* **TASK INSTRUCTIONS**
Only the lines that hold the word "paramètres" are wanted from this listing.

____________________

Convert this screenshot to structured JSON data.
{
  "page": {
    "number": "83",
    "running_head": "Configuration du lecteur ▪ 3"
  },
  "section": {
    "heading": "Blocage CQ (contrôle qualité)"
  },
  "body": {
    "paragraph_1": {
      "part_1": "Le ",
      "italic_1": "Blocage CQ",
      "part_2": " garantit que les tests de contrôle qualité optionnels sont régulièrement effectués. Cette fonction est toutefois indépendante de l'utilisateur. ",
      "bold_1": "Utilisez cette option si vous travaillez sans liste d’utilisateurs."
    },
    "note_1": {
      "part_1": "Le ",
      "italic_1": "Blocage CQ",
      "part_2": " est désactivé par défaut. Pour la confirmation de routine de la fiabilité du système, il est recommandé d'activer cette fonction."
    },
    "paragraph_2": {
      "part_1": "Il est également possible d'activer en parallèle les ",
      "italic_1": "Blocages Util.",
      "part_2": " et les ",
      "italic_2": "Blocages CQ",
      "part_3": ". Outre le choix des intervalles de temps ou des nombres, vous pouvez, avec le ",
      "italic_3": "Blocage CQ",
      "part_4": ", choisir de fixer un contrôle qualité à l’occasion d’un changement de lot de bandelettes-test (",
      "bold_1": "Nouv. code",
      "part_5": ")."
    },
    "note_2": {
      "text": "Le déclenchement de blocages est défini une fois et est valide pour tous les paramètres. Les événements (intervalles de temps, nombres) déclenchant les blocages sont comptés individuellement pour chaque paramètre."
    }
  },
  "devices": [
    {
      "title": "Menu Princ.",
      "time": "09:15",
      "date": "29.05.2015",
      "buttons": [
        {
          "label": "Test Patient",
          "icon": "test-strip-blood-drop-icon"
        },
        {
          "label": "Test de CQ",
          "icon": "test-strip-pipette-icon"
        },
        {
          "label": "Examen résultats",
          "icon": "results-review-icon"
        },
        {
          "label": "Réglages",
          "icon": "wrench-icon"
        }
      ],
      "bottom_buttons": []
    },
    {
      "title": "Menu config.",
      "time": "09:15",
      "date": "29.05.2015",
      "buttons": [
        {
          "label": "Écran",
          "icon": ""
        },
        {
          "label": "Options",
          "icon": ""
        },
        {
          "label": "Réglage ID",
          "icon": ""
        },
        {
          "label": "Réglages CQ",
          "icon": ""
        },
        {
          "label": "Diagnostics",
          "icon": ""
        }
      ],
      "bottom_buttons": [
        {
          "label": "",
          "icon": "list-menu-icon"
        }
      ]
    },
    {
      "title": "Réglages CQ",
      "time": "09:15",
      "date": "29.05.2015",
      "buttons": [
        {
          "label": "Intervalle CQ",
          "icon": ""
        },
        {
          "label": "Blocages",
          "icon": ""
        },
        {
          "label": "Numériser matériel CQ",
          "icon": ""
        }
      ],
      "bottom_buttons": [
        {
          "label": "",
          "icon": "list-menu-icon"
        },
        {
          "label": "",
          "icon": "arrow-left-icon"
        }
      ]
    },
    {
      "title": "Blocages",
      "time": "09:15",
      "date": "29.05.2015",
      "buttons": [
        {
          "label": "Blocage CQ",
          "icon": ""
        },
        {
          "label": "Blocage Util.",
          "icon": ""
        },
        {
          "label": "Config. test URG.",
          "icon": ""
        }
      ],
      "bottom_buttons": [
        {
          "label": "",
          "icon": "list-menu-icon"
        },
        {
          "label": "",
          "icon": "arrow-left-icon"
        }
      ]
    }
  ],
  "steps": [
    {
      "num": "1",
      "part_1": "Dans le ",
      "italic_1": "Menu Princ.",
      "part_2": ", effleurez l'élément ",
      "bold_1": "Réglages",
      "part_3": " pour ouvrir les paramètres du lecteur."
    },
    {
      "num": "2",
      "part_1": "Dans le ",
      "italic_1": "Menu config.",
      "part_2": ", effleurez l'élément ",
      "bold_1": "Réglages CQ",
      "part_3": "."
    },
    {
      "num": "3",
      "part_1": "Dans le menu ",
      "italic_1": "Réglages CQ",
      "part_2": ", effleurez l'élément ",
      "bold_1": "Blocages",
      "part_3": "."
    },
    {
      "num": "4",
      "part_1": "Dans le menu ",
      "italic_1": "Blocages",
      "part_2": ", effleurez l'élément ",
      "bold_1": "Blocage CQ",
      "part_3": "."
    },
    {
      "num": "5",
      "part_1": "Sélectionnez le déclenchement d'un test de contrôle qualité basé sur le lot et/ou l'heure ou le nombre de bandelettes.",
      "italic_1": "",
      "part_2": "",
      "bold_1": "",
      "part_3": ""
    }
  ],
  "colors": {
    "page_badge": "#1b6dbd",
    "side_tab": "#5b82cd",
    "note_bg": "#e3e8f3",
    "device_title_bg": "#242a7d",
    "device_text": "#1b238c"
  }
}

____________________

* **THE ANSWER**
      "text": "Le déclenchement de blocages est défini une fois et est valide pour tous les paramètres. Les événements (intervalles de temps, nombres) déclenchant les blocages sont comptés individuellement pour chaque paramètre."
      "part_3": " pour ouvrir les paramètres du lecteur."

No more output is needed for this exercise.